[[ EXERCISE INPUTS, beginning ]]
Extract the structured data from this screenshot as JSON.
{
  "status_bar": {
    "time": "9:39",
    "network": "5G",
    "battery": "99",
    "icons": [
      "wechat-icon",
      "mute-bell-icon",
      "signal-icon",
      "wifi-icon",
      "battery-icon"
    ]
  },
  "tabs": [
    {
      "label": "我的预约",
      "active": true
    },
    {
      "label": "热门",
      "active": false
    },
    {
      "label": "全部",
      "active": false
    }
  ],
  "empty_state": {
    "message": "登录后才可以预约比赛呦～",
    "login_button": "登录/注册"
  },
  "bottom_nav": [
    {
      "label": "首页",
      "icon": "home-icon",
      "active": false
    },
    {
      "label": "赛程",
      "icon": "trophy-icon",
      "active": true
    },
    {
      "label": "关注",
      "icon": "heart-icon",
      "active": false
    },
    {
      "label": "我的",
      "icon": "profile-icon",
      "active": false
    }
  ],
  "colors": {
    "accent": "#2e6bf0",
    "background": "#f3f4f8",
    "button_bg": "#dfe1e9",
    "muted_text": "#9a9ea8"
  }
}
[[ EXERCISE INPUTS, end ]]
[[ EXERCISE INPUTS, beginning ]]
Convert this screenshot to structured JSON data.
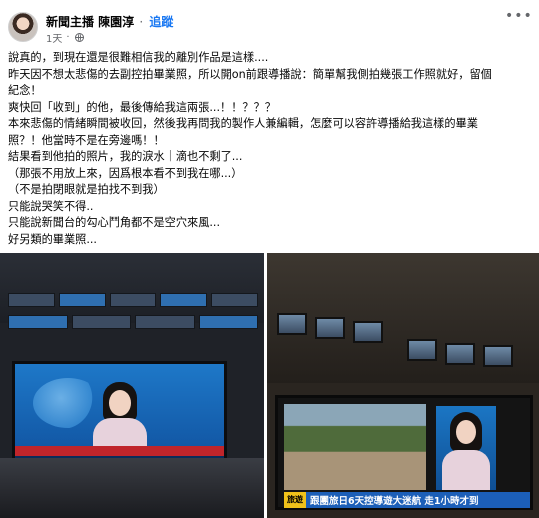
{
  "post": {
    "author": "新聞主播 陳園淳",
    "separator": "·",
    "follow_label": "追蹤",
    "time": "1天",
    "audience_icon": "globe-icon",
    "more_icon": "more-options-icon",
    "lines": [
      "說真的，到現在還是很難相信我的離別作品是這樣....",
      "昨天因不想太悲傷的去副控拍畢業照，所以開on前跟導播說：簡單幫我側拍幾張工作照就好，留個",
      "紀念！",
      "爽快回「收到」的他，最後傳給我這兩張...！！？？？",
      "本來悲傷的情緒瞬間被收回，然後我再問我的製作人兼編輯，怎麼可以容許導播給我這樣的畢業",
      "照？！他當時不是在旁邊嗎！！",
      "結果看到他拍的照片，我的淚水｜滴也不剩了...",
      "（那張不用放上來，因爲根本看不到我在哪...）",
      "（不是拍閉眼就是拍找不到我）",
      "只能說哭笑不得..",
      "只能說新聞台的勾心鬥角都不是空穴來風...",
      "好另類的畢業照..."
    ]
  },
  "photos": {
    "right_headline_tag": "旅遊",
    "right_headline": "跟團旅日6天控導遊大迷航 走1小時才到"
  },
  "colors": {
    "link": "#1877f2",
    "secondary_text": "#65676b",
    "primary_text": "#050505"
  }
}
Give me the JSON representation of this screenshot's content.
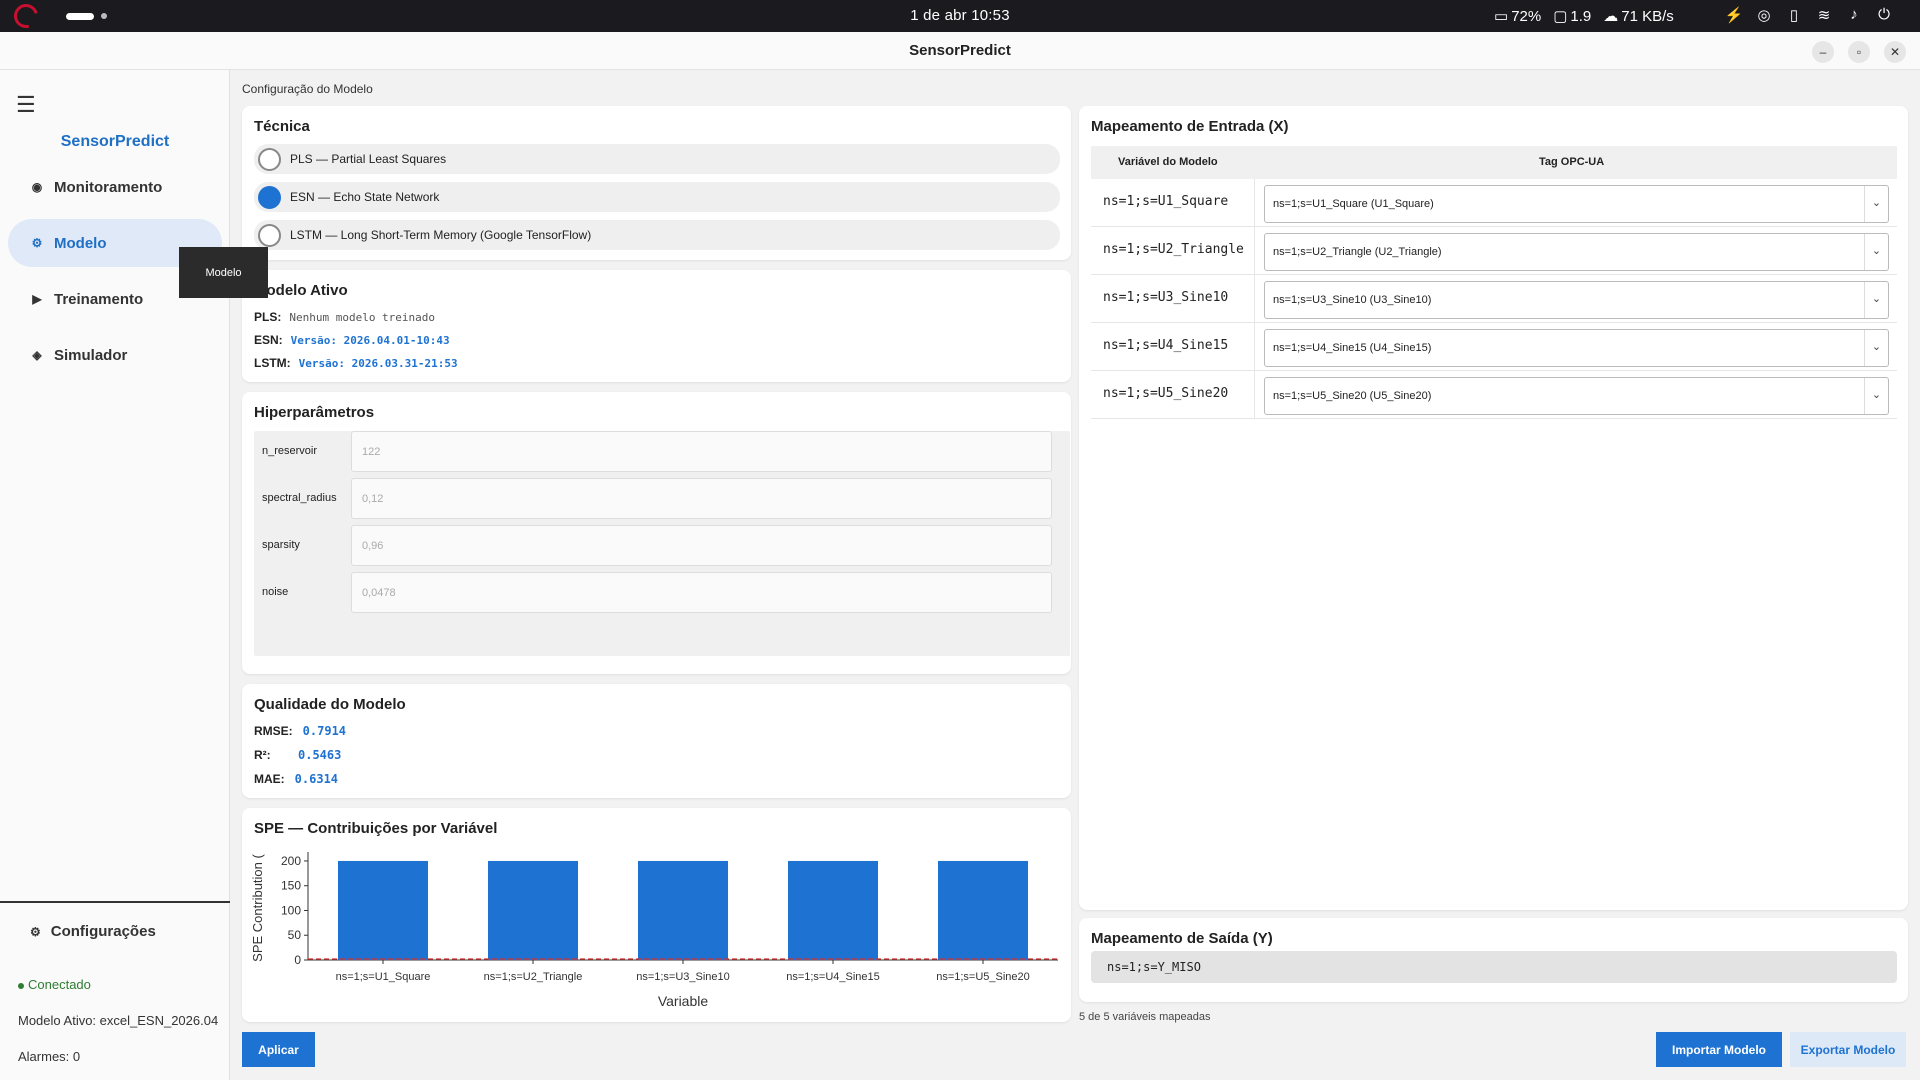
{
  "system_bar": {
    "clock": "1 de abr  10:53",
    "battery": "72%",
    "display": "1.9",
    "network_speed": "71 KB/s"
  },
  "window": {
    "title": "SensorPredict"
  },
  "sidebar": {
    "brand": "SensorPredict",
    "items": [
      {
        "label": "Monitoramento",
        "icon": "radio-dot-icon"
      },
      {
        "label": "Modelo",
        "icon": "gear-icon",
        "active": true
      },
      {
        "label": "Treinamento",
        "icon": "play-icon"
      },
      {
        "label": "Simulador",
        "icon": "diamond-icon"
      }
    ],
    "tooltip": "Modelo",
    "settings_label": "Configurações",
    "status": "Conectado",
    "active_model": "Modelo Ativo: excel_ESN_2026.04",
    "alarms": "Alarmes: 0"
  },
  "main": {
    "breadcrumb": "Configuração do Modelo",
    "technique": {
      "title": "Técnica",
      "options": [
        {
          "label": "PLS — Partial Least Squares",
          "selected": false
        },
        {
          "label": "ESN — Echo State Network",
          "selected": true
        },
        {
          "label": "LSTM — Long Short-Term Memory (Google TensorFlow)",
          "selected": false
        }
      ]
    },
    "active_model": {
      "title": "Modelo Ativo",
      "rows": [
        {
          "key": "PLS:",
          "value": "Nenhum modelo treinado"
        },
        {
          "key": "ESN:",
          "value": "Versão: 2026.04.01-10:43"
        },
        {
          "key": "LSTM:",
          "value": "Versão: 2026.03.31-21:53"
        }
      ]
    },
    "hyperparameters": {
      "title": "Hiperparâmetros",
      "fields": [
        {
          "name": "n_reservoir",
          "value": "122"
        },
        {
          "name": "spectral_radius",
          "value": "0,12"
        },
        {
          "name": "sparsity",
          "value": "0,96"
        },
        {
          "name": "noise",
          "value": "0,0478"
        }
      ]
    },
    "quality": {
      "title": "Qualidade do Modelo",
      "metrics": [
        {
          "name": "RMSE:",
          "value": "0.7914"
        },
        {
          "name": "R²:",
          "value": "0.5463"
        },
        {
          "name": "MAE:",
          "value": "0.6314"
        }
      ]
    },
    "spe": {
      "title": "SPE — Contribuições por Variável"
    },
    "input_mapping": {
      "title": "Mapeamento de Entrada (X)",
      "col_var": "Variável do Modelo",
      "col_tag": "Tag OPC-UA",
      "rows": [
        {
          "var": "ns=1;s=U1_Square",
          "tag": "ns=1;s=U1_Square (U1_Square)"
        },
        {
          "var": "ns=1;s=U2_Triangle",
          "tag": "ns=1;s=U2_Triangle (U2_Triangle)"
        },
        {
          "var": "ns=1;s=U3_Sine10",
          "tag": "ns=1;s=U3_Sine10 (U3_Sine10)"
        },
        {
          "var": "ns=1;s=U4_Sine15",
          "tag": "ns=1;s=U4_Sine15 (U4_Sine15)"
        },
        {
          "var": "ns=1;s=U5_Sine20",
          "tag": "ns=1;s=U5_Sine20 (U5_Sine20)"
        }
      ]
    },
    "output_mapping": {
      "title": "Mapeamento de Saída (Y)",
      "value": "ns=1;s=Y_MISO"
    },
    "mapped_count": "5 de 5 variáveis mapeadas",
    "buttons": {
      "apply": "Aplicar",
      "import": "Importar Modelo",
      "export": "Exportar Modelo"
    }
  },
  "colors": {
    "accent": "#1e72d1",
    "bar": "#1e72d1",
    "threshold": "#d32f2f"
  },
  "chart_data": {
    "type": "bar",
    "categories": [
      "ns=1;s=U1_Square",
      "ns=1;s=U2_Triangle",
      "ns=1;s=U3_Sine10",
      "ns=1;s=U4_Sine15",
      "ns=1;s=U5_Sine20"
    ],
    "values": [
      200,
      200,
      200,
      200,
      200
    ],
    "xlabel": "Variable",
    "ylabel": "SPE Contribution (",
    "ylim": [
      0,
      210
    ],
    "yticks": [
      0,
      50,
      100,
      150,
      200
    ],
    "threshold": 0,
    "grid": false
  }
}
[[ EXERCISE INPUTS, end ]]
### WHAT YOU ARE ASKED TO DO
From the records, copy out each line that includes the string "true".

### WORKED SOLUTION
      "active": true
      "active": true
        "active": true
          "selected": true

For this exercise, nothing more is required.